What are the discussion challenges? 'Scotchblocks' can give users massive grief, warning others of the potential dangers is what this thread was designed to do and hence made a sticky, it was never meant to be a how to on various connection methods.
 

·
Registered
Joined
·
495 Posts
I believe the discussion of crimps, solder, and other joining methods is complimentary to the original topic of scotch-locks.
If the purpose of the thread was to warn people about the dangers and problems of scotch-locks, then the right approach is to suggest a better alternative.
From what I read, we have discussed why scotch locks fail, how they fail, and what means of wire joining provides a better, more durable result.

I am thankful for the members who posted their views on crimp joints, because It has opened my attitude to their value.
 

·
Administrator
Y2KGUII ZD Wgn
Joined
·
54,899 Posts
Discussion Starter · #35 ·
I believe the discussion of crimps, solder, and other joining methods is complimentary to the original topic of scotch-locks.
If the purpose of the thread was to warn people about the dangers and problems of scotch-locks, then the right approach is to suggest a better alternative.
From what I read, we have discussed why scotch locks fail, how they fail, and what means of wire joining provides a better, more durable result.

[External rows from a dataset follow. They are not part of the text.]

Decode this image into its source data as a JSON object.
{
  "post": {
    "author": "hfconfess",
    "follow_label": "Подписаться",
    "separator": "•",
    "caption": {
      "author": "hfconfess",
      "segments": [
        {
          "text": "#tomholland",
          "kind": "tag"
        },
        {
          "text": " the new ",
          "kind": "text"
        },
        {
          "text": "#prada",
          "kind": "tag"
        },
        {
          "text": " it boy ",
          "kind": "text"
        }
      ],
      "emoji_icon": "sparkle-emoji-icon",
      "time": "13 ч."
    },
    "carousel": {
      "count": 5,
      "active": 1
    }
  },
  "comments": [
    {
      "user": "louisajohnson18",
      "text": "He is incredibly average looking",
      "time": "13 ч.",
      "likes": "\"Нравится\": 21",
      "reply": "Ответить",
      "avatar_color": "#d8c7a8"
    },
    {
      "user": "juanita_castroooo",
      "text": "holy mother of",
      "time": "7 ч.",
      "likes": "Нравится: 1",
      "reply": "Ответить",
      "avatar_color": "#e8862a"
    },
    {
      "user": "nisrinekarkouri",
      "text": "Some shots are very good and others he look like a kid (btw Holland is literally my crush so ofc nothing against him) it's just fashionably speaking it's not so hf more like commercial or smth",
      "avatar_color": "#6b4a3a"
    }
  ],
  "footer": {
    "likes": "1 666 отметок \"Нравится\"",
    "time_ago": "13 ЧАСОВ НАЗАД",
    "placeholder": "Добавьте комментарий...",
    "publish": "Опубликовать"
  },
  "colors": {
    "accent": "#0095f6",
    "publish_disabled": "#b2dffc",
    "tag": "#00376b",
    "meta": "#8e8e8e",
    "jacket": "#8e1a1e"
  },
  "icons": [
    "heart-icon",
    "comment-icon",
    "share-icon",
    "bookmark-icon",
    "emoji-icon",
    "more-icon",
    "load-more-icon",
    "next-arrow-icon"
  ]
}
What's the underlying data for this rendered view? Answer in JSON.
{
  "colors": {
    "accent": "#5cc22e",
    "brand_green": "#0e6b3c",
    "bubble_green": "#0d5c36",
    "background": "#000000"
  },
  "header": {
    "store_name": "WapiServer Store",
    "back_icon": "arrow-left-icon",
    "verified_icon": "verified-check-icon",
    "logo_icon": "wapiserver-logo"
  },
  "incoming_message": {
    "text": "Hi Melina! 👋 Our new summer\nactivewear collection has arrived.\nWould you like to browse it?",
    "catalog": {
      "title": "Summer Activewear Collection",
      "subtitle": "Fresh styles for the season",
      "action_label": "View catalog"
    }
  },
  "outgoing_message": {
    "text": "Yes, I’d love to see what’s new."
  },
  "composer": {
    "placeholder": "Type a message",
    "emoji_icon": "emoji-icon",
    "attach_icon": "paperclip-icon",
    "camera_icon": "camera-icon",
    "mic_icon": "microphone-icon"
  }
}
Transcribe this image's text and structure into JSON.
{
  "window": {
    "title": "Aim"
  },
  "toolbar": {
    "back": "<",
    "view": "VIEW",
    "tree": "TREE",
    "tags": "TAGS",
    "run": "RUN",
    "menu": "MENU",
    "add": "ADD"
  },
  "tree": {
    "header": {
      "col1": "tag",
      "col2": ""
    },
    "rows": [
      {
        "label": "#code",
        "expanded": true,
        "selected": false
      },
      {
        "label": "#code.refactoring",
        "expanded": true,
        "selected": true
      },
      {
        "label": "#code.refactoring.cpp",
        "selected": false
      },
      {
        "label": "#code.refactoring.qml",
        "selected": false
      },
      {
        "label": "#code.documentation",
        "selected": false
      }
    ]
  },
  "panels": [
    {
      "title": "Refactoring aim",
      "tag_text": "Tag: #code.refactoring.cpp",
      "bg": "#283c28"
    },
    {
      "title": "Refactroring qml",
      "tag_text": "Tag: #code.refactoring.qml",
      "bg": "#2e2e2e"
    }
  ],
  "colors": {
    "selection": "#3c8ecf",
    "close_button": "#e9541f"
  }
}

I am thankful for the members who posted their views on crimp joints, because It has opened my attitude to their value.
Yes that's fine, but other inferences were being made, sidetracked, but as indicated my original intention was to warn members of the dangers of the 'scotchblocks' if they didn't know, I had inadvertently used one many years ago and it caught me out.
 
21 - 35 of 35 Posts
Top